The archive comprises: Gartsherrie Works letter books, assorted maps and several series of other papers relating to Gartsherrie Ironworks, property, mining, farms, works' schools, elections, transport, the Baird family, and other local matters.
CLD - Tab 2
George Baird, James Baird, William Baird, Alexander Whitelaw, William Weir, David Wallace, William Jardine
Gartsherrie, North Lanarkshire
Times/Periods associated with the collection:
January 1817 - January 1960
Extent (i.e. approx number of items):
Collection Highlights/Star Items:

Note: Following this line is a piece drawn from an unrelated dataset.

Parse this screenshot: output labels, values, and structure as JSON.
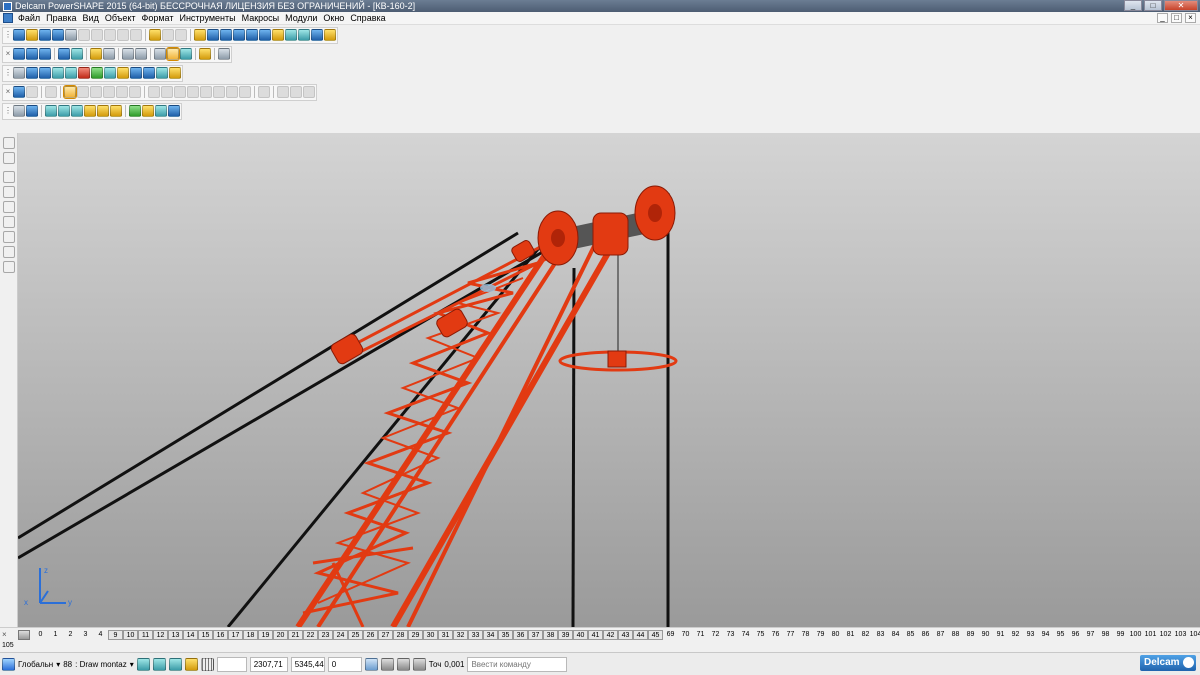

Alexander Baird was a tenant farmer in Old Monkland who in the early 19th century expanded his interests into operating coal mines, aided by his sons. In 1828, they obtained some land at Gartsherrie, near Coatbridge, for the purpose of building a pig iron manufacturing works. In 1830, five of the sons, William, Alexander, James, Douglas and George formally created the partnership William Baird & Company, under the nominal leadership of William Baird, the eldest son. Henceforth this partnership ran the Baird's industrial concerns. The same year Gartsherrie Ironworks' first blast furnace commenced production. Employing adept and occasionally ruthless business practices in addition to many of the most innovative iron smelting procedures, Gartsherrie soon became the biggest ironworks in Scotland and a world leader during the middle decades of the 19th century. William Baird & Co expanded throughout the century, operating ironworks, coal mines, iron mines, ore terminals both in Scotland and elsewhere.
In the late 1850s and early 1860s the original members of the partnership died or retired and a new partnership took over the running of the company, all close relatives of the Bairds (Alexander Whitelaw, William Weir and David Wallace). In 1878 a third generation took over the partnership (William Weir, James Baird Thorneycroft, William Laird, Robert Angus, John Alexander and Andrew Kirkwood McCosh).
Immediately after the Companies Act 1907 the company was registered as a private limited company. In 1936, it finally became a public limited company.
The declining state of the Scottish iron and steel industry during the first half of the 20th century necessitated many takeovers and amalgamations. In 1939, William Baird & Co Ltd amalgamated with it main customer (a steelmaking concern) the Scottish Iron & Steel Company, to form Bairds Scottish Steel Ltd in order to be able to compete with Collvilles, the only other remaining Scottish iron and steel making concern. The William Baird & Co Ltd name was retained as a holding company.
The company was nationalised with the rest of the Scottish Coal (1947) and steel (1949) industries only to be denationalised as a steel making concern in 1953.
A programme of modernisation of Gartsherrie Ironworks was commenced in the late 1950s but was scarcely completed when the company abandoned all iron and steel making activities in 1967. William Baird & Co Ltd continued to operate diversified into textile, industrial, investment and mining divisions with interests in over 60 companies in 11 countries.
This collection is open to the public and can be accessed in the search room of North Lanarkshire Council Archives, 10 Kelvin Road, Cumbernauld, G67 2BA, Tel. 01236 638 980. Manual and digital file level lists are available in the search room.